Find your audience.
As a new author, I hear that advice all the time. The instructions given bother me. I don’t like the idea of my audience being prey to track via statistics, I don’t want to lose sight of my readers as people.
Even before I published Dissonance, I never wanted my readers to be numbers…I wanted to befriend them.
Though I’ve yet to unearth the secret of finding a huge audience, I feel better when I ignore the advice given. It’s more rewarding to establish relationships than posting ads with prices, insisting the book be read.
That tactic is necessary sometimes, but… I’ve wanted to be a storyteller all my life, and there was a vision I always had. I want to be friends with my readers. I even want to be friends with people who don’t adore my book!
The storyteller-audience relationship is not a buy-sell relationship. What called me to writing was feeling someone could trust me enough to hear my tale. I don’t want to flash numbers at people; I want to breathe words that’ll help them visit another world.
I haven’t been published long, but I’ve learned it’s far better to be a voice people trust than a voice trying to sell a story.

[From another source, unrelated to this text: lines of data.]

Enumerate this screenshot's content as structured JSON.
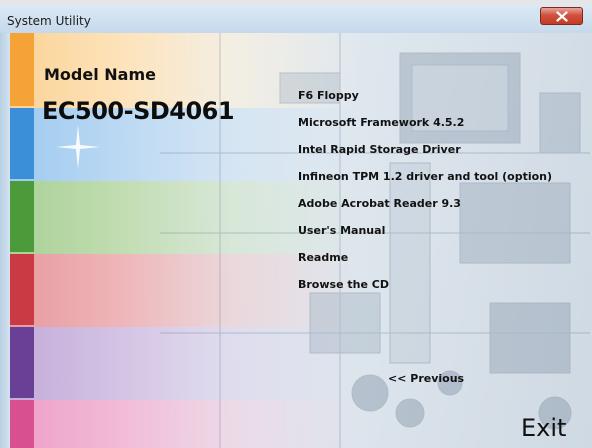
{
  "window": {
    "title": "System Utility"
  },
  "model": {
    "label": "Model Name",
    "value": "EC500-SD4061"
  },
  "menu": {
    "items": [
      "F6 Floppy",
      "Microsoft Framework 4.5.2",
      "Intel Rapid Storage Driver",
      "Infineon TPM 1.2 driver and tool (option)",
      "Adobe Acrobat Reader 9.3",
      "User's Manual",
      "Readme",
      "Browse the CD"
    ]
  },
  "navigation": {
    "previous_label": "<< Previous",
    "exit_label": "Exit"
  },
  "colors": {
    "band_orange": "#f5a236",
    "band_blue": "#3a8fd8",
    "band_green": "#4c9b3a",
    "band_red": "#c93a45",
    "band_purple": "#6a3f96",
    "band_pink": "#d8508f",
    "close_button": "#c9412c"
  }
}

I’ve found some things do help. They all involve time and interaction.
First, find stories similar to yours. Read books you like to read, and you’ll meet people who like them too. It’s important to have things in common! Stay up-to-date in genres like yours, discuss these books with like-minded people. You’re more likely to interest people in your book if they feel you have similar tastes.

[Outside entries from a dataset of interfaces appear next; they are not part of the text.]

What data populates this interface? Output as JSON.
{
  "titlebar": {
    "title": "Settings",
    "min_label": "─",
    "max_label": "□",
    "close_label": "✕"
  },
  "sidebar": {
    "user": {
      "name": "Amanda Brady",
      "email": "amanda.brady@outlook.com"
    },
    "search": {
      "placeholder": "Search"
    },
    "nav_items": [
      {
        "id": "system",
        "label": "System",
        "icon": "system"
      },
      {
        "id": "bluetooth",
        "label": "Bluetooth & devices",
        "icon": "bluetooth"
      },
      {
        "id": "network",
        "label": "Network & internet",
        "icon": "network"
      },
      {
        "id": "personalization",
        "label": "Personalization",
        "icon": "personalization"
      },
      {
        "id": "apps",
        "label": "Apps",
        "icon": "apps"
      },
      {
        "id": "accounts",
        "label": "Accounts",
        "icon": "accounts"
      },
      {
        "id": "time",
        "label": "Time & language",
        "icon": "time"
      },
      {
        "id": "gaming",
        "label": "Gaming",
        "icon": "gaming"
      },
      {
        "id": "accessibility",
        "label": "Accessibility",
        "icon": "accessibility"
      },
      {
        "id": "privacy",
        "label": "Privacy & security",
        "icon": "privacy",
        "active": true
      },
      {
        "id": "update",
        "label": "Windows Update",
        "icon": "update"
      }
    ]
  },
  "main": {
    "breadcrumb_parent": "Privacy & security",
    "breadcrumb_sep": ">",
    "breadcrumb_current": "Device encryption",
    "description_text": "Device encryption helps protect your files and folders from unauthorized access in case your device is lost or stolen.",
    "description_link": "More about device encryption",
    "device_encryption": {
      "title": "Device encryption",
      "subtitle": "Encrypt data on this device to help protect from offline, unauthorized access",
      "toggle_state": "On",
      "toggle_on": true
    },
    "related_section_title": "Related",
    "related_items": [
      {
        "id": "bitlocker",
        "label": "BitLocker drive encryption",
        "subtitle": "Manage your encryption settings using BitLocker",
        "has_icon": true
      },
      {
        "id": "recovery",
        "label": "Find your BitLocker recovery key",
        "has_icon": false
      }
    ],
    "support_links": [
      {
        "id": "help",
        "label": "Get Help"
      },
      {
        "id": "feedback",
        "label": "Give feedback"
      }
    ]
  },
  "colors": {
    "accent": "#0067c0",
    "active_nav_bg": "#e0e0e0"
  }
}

Second, it’s important to let readers know feedback helps. My audience is small and I love being able to tell them “in person” that, even if there were things they didn’t like about the book, I appreciate their taking the time to read. No honest writer can deny that praise lifts the spirit. It takes so much effort to write 200 pages; kind words help wash away hours of self-doubt.
Third, be someone else’s audience. Focusing on your own work for too long will isolate you. Build communities with other authors and encourage them, connect with people who share your goals. It’s hard to be a writer, and a blessing when others help you to your feet.

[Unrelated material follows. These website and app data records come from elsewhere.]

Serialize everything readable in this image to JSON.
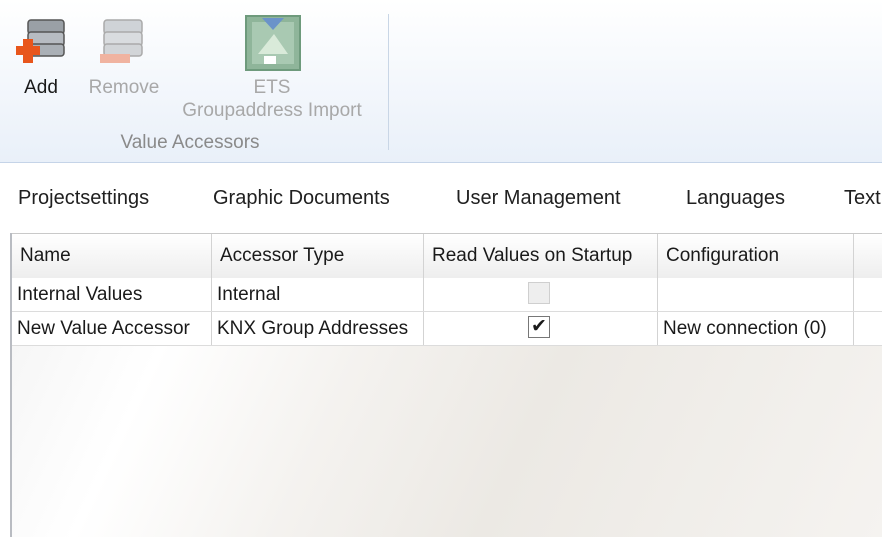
{
  "ribbon": {
    "add_label": "Add",
    "remove_label": "Remove",
    "ets_label_line1": "ETS",
    "ets_label_line2": "Groupaddress Import",
    "group_label": "Value Accessors"
  },
  "tabs": [
    {
      "label": "Projectsettings"
    },
    {
      "label": "Graphic Documents"
    },
    {
      "label": "User Management"
    },
    {
      "label": "Languages"
    },
    {
      "label": "Text"
    }
  ],
  "grid": {
    "columns": [
      "Name",
      "Accessor Type",
      "Read Values on Startup",
      "Configuration"
    ],
    "rows": [
      {
        "name": "Internal Values",
        "type": "Internal",
        "read_on_startup": false,
        "read_enabled": false,
        "configuration": ""
      },
      {
        "name": "New Value Accessor",
        "type": "KNX Group Addresses",
        "read_on_startup": true,
        "read_enabled": true,
        "configuration": "New connection (0)"
      }
    ]
  },
  "icons": {
    "add": "server-add-icon",
    "remove": "server-remove-icon",
    "ets": "ets-import-icon"
  },
  "colors": {
    "ribbon_bg": "#e9f0f9",
    "disabled_text": "#a8a8a8",
    "add_accent": "#e8561c"
  }
}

Storytelling as I see it is like a campfire with readers gathered to listen. It’s not a solitary activity, but a community of dreamers. This community takes effort to build, and you won’t make progress that way by leaving a link on Facebook hoping people will buy.
Readers want to know you. As a reader myself, I speak from experience.
My audience is small and I adore it. If it grows, I hope to continue finding ways to let readers know they matter. I am where I am because of these people who’ve taken the time to read my 200 pages.
Be a person, not a billboard. That’s how you build a loyal audience; that’s how you create relationships. It makes me feel more like a storyteller, the person I’ve wanted to be all my life.